 Aerodynamic performances of twodimensional wing sections
 ThreeDimensional transonic and supersonic flows
 Delta Wings
 Supersonic Wind Tunnels
Part 2: Boundary Layer Flows
 Boundary layer flows, concepts, approximations
 Velocity profiles and boundary layer separation
 The NavierStokes equations
 Twodimensional laminar boundary layer equations
 Zeropressure gradients solutions
 Blasius and generalized Blasius transformation; FalknerSkan flows
 Momentum integral equation and solution methods
 Turbulent boundary layers
NB: The official syllabus is published by the undergraduate office.
Laboratories
 Subsonic Wind Tunnel: Measurement of profile drag at low speed.
 Supersonic Wind Tunnel: doublewedge airfoil lift and drag
NB: Each laboratory lasts 1h 30′. Students are divided into groups of 4. A
complete schedule of the experiments will be given at the start of the course.
Experiments take place at UMIST, George Begg Building, Floor A, Labs A2, A5, A14.
Safety issues will be highlighted on arrival.
Literature
 Kuethe AM, Chow CY. Foundations of Aerodynamics, McGrawHill, 5th ed. 1997.
 Anderson JD. Foundamentals of Aerodynamics, McGrawHill, 2nd ed. 1991.
 White F. Viscous Fluid Flow, McGrawHill, 1974
 Additional Literature (http://aerodyn.org/Frames/1biblio.html)
for the enthusiasts (including critical book reviews)
NB: Notes and laboratory handouts will be distributed during the course. For security reasons no documents will be posted through the Internet.
Assessment
 2 hour closedbooks exam at end of semester, 80 %
 Laboratory work, 20 % (e.g. 10 % for each laboratory report)
NB: Date and place of the exam is set by the undergraduate during
the semester.
Course Work Policy
 All laboratory work is to be submitted within
2 weeks from the date of the experiment
 Course work submitted after deadline will not be marked.
 Extension of the deadline can be granted, but only on a casebycase basis
 The report must be submitted directly to Dr. Filippone, not to the undergraduate office !
 Reports cannot be submitted via email or fax
How Much Should you Study ?
For every hour of lecture you are expected to
 have two hours of study, or
 one hour of tutorial and one hour of study
NB: You are encouraged to solve standard problems, for example past examination papers,
that are available from the undergraduate offices.
Seeking Help
 The instructor will be available to answer students questions after each lecture or tutorial.
 The instructor is available for questions in his office on Mondays and Thursdays at

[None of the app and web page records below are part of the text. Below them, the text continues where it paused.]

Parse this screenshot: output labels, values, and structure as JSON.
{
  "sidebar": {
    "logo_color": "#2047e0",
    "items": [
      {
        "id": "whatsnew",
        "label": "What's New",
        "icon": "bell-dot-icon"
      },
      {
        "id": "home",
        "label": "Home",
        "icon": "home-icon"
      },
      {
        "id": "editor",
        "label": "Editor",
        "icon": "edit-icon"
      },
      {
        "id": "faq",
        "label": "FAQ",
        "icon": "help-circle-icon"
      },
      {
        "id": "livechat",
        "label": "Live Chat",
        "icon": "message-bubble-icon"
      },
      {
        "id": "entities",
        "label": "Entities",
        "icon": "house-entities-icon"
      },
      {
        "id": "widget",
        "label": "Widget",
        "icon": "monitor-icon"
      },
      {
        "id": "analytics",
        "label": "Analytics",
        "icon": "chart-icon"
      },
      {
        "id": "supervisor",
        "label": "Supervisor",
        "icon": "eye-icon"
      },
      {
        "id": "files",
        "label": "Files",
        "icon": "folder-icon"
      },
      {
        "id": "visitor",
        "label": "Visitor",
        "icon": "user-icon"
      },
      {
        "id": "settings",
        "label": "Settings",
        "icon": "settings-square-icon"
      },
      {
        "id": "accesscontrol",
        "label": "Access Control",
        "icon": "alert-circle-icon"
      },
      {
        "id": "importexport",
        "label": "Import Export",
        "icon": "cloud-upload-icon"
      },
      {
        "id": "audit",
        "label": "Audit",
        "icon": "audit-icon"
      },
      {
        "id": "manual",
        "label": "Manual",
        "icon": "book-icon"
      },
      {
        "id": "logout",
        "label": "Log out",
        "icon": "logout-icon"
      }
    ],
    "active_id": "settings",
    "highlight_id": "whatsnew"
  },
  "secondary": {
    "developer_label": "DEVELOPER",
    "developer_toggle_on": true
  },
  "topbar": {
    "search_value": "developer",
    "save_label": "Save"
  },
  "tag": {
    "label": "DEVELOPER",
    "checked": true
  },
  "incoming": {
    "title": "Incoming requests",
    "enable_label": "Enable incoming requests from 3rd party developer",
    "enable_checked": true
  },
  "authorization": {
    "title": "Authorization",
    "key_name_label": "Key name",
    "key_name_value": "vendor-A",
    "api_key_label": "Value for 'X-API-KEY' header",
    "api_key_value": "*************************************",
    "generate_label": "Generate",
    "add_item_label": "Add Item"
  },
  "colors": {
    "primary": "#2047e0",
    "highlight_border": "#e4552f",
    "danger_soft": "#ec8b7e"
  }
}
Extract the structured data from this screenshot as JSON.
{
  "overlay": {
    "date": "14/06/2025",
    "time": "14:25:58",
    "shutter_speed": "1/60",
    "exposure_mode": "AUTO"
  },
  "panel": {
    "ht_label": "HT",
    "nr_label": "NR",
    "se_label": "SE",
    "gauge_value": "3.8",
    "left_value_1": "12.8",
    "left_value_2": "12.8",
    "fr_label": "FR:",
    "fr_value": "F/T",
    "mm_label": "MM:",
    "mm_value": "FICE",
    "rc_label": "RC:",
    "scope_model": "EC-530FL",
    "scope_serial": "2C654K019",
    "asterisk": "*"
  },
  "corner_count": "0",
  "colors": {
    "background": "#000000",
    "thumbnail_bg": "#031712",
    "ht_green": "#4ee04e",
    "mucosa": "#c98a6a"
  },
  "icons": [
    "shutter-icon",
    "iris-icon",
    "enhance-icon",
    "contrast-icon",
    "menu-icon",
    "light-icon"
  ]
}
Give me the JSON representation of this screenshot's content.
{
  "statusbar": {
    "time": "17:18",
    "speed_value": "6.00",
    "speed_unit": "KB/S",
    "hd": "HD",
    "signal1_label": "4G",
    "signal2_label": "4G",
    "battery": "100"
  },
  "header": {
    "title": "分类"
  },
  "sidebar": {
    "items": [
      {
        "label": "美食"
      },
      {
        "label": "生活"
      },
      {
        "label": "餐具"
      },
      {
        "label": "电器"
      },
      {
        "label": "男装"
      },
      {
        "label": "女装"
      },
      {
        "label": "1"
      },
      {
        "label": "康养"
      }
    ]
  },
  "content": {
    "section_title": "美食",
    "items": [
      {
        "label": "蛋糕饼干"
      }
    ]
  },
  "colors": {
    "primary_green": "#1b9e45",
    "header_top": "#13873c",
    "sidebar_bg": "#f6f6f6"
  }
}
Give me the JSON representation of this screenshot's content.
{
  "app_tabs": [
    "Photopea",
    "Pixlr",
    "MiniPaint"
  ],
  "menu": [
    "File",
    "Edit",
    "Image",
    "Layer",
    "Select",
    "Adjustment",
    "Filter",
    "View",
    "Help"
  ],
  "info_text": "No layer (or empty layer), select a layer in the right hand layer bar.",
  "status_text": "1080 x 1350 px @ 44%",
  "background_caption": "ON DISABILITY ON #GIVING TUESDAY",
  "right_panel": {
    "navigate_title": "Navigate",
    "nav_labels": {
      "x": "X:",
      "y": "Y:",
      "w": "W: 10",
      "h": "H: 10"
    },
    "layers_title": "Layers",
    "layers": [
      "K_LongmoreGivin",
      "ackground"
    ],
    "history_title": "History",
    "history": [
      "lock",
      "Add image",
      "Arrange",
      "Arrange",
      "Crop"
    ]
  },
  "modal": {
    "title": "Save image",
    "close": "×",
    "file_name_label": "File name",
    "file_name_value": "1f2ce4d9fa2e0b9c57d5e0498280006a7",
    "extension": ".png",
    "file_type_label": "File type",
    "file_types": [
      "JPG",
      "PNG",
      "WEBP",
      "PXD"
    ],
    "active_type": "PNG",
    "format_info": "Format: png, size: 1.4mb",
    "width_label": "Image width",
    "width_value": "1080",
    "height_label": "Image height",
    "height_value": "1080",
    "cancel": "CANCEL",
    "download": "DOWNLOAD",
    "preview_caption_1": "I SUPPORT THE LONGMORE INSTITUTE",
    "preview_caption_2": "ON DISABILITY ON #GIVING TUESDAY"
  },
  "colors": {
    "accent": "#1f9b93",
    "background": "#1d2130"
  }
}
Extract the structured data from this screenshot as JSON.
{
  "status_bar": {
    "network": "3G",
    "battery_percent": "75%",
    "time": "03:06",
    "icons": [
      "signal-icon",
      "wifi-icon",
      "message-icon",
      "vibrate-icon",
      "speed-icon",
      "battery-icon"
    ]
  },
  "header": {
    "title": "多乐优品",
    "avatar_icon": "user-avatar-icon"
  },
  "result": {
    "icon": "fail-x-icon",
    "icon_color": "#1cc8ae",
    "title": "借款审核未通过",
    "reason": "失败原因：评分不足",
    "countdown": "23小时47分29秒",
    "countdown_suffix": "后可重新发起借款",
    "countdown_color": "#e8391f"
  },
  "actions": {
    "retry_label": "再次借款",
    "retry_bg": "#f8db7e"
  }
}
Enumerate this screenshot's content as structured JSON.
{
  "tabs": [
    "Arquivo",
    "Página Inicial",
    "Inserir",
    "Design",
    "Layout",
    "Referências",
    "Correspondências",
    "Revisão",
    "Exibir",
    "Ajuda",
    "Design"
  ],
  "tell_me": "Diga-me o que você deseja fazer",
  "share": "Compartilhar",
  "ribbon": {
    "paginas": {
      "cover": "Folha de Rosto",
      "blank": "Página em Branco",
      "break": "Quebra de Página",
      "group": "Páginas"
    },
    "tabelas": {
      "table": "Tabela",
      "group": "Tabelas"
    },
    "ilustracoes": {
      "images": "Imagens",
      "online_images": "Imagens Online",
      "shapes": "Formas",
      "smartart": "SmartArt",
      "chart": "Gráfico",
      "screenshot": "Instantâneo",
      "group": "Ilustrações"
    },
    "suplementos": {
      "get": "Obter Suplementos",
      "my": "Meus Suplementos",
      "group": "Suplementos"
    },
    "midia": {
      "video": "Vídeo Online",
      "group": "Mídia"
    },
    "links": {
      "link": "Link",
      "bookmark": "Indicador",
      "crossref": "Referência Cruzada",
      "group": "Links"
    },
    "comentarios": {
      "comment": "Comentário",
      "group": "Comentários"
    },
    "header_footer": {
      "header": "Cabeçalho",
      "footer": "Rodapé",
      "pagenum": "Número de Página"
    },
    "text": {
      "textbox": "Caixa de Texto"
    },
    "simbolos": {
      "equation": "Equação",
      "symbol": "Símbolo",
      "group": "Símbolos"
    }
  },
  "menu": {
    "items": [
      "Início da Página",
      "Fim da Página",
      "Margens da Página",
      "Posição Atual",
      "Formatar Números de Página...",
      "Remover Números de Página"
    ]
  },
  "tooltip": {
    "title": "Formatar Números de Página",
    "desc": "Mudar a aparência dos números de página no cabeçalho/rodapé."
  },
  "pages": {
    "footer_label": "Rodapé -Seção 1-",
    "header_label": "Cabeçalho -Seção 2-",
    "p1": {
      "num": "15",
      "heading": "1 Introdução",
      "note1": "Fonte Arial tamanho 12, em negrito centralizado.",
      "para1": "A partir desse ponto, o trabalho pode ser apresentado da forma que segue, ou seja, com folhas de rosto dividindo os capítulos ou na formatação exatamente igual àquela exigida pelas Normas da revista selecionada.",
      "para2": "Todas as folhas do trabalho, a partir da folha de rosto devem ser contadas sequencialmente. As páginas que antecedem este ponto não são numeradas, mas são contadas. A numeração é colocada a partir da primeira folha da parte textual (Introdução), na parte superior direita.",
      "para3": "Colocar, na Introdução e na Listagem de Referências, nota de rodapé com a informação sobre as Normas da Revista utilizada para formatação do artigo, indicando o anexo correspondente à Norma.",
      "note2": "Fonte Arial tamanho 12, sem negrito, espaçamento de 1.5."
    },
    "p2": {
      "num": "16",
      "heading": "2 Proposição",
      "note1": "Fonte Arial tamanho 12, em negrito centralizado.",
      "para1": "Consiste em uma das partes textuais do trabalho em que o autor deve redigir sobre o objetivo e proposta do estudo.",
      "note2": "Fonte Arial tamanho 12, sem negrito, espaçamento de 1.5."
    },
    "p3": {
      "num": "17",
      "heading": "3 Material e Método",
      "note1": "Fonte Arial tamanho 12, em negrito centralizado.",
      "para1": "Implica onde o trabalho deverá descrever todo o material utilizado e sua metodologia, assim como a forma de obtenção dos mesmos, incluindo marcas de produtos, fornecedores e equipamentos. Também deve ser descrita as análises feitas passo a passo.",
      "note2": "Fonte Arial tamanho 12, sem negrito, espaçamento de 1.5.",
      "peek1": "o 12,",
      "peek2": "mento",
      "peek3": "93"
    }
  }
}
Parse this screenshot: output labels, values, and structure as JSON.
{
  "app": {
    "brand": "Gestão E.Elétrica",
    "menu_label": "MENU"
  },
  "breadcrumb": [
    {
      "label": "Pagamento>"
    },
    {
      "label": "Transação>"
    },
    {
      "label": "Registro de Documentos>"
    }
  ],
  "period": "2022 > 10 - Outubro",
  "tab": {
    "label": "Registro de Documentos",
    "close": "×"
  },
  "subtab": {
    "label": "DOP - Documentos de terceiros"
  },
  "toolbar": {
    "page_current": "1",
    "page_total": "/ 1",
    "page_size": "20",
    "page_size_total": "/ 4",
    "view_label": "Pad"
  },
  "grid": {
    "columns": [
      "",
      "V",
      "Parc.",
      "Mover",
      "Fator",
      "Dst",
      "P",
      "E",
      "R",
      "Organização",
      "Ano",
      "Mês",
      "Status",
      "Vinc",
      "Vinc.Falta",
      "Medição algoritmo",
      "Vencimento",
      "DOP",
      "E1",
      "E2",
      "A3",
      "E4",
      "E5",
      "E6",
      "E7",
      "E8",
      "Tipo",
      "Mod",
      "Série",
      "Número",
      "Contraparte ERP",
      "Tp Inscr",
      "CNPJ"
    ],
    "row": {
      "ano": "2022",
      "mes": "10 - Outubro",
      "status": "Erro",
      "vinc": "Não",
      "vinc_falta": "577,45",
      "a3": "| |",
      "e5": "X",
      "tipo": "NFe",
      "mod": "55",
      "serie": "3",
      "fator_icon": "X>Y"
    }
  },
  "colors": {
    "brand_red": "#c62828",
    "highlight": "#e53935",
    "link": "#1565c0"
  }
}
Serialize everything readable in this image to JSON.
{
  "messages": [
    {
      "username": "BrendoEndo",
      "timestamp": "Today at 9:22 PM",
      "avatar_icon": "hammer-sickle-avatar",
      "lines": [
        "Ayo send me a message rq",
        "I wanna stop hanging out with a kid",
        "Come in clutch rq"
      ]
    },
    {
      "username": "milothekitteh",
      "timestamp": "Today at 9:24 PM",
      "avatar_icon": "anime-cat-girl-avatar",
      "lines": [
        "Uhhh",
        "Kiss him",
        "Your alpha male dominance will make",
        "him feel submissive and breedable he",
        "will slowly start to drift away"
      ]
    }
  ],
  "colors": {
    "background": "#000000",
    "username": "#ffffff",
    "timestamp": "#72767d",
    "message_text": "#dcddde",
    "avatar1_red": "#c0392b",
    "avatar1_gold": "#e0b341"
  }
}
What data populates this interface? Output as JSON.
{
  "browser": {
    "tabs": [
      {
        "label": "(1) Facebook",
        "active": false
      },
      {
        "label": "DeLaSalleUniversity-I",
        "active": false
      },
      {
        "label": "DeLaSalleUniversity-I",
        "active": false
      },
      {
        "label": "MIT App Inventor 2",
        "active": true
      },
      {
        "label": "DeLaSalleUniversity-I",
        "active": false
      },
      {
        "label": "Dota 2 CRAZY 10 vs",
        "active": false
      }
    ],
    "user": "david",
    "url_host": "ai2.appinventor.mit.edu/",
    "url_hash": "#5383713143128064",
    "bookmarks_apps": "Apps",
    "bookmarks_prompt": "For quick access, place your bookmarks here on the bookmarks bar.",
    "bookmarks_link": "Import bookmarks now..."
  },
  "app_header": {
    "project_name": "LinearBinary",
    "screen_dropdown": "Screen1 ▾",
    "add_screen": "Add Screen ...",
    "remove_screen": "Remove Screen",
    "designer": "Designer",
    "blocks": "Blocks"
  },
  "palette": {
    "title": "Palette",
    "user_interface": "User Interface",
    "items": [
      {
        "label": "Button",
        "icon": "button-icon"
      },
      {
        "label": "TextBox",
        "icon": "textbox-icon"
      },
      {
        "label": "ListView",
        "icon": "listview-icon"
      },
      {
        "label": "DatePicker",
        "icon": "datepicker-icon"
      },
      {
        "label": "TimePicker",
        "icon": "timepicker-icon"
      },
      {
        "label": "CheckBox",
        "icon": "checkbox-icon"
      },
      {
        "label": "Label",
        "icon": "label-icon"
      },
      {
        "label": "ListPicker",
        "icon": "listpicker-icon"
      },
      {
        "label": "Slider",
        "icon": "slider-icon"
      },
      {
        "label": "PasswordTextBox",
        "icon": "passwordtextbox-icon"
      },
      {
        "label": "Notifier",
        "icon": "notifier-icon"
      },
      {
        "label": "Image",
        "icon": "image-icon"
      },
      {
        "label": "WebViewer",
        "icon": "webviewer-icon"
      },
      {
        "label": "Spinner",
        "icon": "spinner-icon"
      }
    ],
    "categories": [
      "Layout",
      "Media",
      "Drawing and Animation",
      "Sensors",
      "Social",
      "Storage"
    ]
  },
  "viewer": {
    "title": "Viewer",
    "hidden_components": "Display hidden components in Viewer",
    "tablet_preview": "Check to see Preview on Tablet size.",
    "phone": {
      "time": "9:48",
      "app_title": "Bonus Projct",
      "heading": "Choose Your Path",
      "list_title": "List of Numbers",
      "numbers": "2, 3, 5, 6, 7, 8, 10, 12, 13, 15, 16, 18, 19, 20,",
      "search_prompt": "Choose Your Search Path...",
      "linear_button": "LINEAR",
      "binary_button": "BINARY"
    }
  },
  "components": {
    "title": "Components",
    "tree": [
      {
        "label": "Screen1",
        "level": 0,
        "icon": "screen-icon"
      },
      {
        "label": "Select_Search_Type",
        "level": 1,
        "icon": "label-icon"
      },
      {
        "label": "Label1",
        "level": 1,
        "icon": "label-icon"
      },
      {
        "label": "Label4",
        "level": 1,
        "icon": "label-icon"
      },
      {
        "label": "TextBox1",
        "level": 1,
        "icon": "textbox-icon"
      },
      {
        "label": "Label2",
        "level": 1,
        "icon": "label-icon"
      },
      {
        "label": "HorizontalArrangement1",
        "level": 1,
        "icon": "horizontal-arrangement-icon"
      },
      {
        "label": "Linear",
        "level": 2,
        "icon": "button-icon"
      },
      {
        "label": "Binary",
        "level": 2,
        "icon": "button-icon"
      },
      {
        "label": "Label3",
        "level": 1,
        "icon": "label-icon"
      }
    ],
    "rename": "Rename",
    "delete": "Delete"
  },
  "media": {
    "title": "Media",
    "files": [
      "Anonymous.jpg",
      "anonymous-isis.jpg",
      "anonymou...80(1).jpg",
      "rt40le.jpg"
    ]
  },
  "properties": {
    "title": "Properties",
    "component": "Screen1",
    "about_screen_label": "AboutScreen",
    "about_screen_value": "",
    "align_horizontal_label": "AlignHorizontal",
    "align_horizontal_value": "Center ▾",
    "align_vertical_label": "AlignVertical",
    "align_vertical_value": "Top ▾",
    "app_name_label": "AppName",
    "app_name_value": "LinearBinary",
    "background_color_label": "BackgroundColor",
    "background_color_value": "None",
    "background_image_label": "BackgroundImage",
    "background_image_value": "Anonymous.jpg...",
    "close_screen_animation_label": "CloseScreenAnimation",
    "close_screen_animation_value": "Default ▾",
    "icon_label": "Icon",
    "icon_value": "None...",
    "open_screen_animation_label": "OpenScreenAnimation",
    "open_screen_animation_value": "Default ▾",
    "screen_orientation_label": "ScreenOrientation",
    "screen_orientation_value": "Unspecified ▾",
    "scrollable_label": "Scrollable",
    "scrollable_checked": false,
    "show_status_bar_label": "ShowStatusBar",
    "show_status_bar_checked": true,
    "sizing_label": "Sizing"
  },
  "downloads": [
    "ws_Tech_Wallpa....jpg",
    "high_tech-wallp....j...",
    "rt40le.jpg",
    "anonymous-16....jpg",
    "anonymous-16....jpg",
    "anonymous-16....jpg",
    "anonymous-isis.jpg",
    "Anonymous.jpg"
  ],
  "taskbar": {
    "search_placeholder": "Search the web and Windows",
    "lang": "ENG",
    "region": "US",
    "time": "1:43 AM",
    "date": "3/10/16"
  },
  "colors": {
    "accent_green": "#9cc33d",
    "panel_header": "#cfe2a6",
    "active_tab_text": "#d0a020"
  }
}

17:0018:00, or via email at any time.
Rules of Conduct in the Class Room
 Mobile telephones are to be switched off at all times.
 Students are expected to be punctual and lectures to start on time.
 Silence is expected from the students.
 Background noise will not be tolerated.
 Horseplay and willful misconduct have no place in the class room.
 No Eating, No drinking
 Learn More
on the Students Chart.
Rules of Conduct in the Laboratory
 Laboratories are to start on time. Students arriving late disrupt the
experiment and miss the introductory lecture; They keep experimental officers
and expensive equipment on standby. Delay at the start may compromise the completion
of the work.
 The schedule must be respected. Students CANNOT show up at a different date
or at a different time, because this poses problems in the organization. If students
fail to show up at the experiment that is assigned to them, they will get
zero credit.
Ethical Standards
Ethical standards are needed to avoid cases of plagiarism and cheating. These include
(but are not limited to): attempts to submit laboratory reports and course work
without attending experiments/lectures; submitting the work done by another person;
failure to give credit for ideas; photocopying books and publications covered by
Copyright. Assisting other persons to cheat is also considered an offense, and may be
subject to disciplinary procedures. Acts of plagiarism are reported to the
undergraduate office and to the examiners. Please refer to the students handbook for
further details.

Dr A. Filippone
UMIST
Dept. Mechanical Engineering
Thermo and Fluids Division
George Begg Building, Office C38
Manchester M60 1QD
United Kingdom
Phone (+44) 161 200 3702 (direct)
Fax (+44) 161 200 3723
Email